Few concepts encapsulate the depth and breadth of human experience like security. This brave concept, noble in its aims and solemn in its aspirations, strives simultaneously to embody what we most cherish and to mobilize the means and modes of thwarting its threatened loss. Both ethos and episteme, it purports to both feel and to know, to identify the thing we cherish, to look ahead toward the danger that threatens it and to mobilize a campaign of stalwart normativity, setting out in the most scientific terms what action should be taken, what must be suffered in order to prevail and what can be sacrificed in the name of averting the threat. Security reflects our knowledge of the past and our aspirations for the

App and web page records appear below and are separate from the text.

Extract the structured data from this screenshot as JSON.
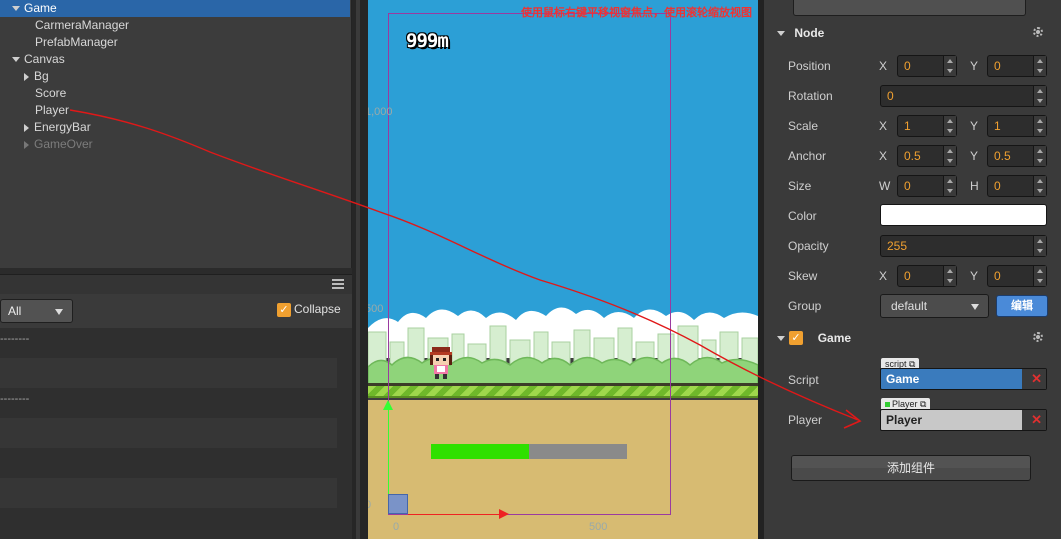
{
  "hierarchy": {
    "items": [
      {
        "label": "Game",
        "indent": 0,
        "expand": "down",
        "selected": true,
        "dim": false
      },
      {
        "label": "CarmeraManager",
        "indent": 1,
        "expand": "none",
        "selected": false,
        "dim": false
      },
      {
        "label": "PrefabManager",
        "indent": 1,
        "expand": "none",
        "selected": false,
        "dim": false
      },
      {
        "label": "Canvas",
        "indent": 0,
        "expand": "down",
        "selected": false,
        "dim": false
      },
      {
        "label": "Bg",
        "indent": 1,
        "expand": "right",
        "selected": false,
        "dim": false
      },
      {
        "label": "Score",
        "indent": 1,
        "expand": "none",
        "selected": false,
        "dim": false
      },
      {
        "label": "Player",
        "indent": 1,
        "expand": "none",
        "selected": false,
        "dim": false
      },
      {
        "label": "EnergyBar",
        "indent": 1,
        "expand": "right",
        "selected": false,
        "dim": false
      },
      {
        "label": "GameOver",
        "indent": 1,
        "expand": "right",
        "selected": false,
        "dim": true
      }
    ]
  },
  "console": {
    "filter_value": "All",
    "collapse_label": "Collapse",
    "collapse_checked": true,
    "rows": [
      {
        "text": "--------",
        "alt": false
      },
      {
        "text": "",
        "alt": true
      },
      {
        "text": "--------",
        "alt": false
      },
      {
        "text": "",
        "alt": true
      },
      {
        "text": "",
        "alt": false
      },
      {
        "text": "",
        "alt": true
      }
    ]
  },
  "scene": {
    "hint": "使用鼠标右键平移视窗焦点，使用滚轮缩放视图",
    "score": "999m",
    "ruler_y_1000": "1,000",
    "ruler_y_500": "500",
    "ruler_y_0": "0",
    "ruler_x_0": "0",
    "ruler_x_500": "500",
    "energy_fraction": 0.5,
    "colors": {
      "sky": "#2c9fd6",
      "grass": "#9fd84c",
      "dirt": "#d7bb72",
      "energy": "#2fe000"
    }
  },
  "inspector": {
    "node_title": "Node",
    "labels": {
      "position": "Position",
      "rotation": "Rotation",
      "scale": "Scale",
      "anchor": "Anchor",
      "size": "Size",
      "color": "Color",
      "opacity": "Opacity",
      "skew": "Skew",
      "group": "Group"
    },
    "axes": {
      "x": "X",
      "y": "Y",
      "w": "W",
      "h": "H"
    },
    "values": {
      "position_x": "0",
      "position_y": "0",
      "rotation": "0",
      "scale_x": "1",
      "scale_y": "1",
      "anchor_x": "0.5",
      "anchor_y": "0.5",
      "size_w": "0",
      "size_h": "0",
      "opacity": "255",
      "skew_x": "0",
      "skew_y": "0",
      "group": "default"
    },
    "color_value": "#ffffff",
    "edit_button": "编辑",
    "component_title": "Game",
    "component_enabled": true,
    "script_label": "Script",
    "script_tag": "script",
    "script_value": "Game",
    "player_label": "Player",
    "player_tag": "Player",
    "player_value": "Player",
    "add_component": "添加组件"
  }
}
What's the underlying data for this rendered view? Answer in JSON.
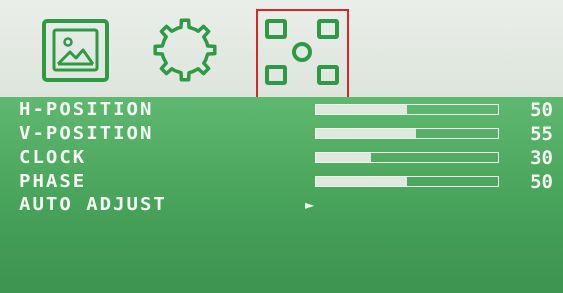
{
  "tabs": [
    {
      "icon": "picture-icon",
      "selected": false
    },
    {
      "icon": "gear-icon",
      "selected": false
    },
    {
      "icon": "position-adjust-icon",
      "selected": true
    }
  ],
  "rows": [
    {
      "label": "H-POSITION",
      "value": "50",
      "level": 0.5
    },
    {
      "label": "V-POSITION",
      "value": "55",
      "level": 0.55
    },
    {
      "label": "CLOCK",
      "value": "30",
      "level": 0.3
    },
    {
      "label": "PHASE",
      "value": "50",
      "level": 0.5
    },
    {
      "label": "AUTO ADJUST",
      "arrow": "►"
    }
  ],
  "colors": {
    "icon_green": "#2e9a45",
    "selected_frame": "#d8262a",
    "panel_green": "#43a85a"
  }
}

future, draws upon our experience and the experience of others. It reflects what we know while simultaneously authorizing us to delve into the unknown, legitimating action based on a certain understanding of future life. It mediates, structures and regulates forms of uncertainty that we consider increasingly inescapable, unavoidable, or inevitable in our lives. The discourse of security makes uncertainty an incessant certainty. When called upon, in the right setting, with the right reserves and humility, with the right measure of consideration for the sublime dangers on our Earth, it aspires to touch the very frontier between faith and reason. Security is called to cast itself into the metaphysics of the unknown, into implicit, and sometimes awkwardly explicit, concerns for the other-worldly. Security as a concept is historically determined and, as such, a very young

concept. Moreover, since its first widespread circulation in the mid-20th century the concept has evolved considerably. Yet even from its earliest traces, security was inseparable from religion, starting in ancient Greece and running to the superstition of the Middle Ages, to the Enlightenment philosophers and onwards (cf. Wæver, 2008). The sciences of security, from the frivolousness of the pre-modern scholarship to the challenge of probability and statistical uncertainty, to the new sciences of security management, all conceptualize insecurity as something to overcome, an experience whose time can and should be put to an end, as though security, in an anti-Hobbesian way, were itself some kind of natural state of things, the beginning and and end of humanity. Like other social-scientific

frameworks the evolution of security studies has closely followed the profound changes in our physical understanding of the world. Yet the need for security insistently recurs, approaches and withdraws, the science of security, hysterically repeating the fantasy of its own end, then transforming and nearly re-tooling itself through a breakneck logic of disciplinarity, into the operations, protocols and etiquettes of social science (cf. Buzan and Hansen, 2009; Burgess, 2010b). From pragmatic to theological, the short history of security has taught us as much about ourselves, about our relation to our self-knowledge, to our values and indeed to our own being, as it has taught us about our relation to the dangers of the world. Yet if the efforts to eliminate insecurity have varied, the need to take a human, and thus ethical, attitude toward it has been unchanging. Through its brief but rapid evolution, the concept of security has sought to legitimate its scientific status, attaching itself to the social sciences and the long-standing, stalwart discipline of International Relations, latching onto the scientific traditions that provide the political sciences with their own disciplinary import and institutional anchoring.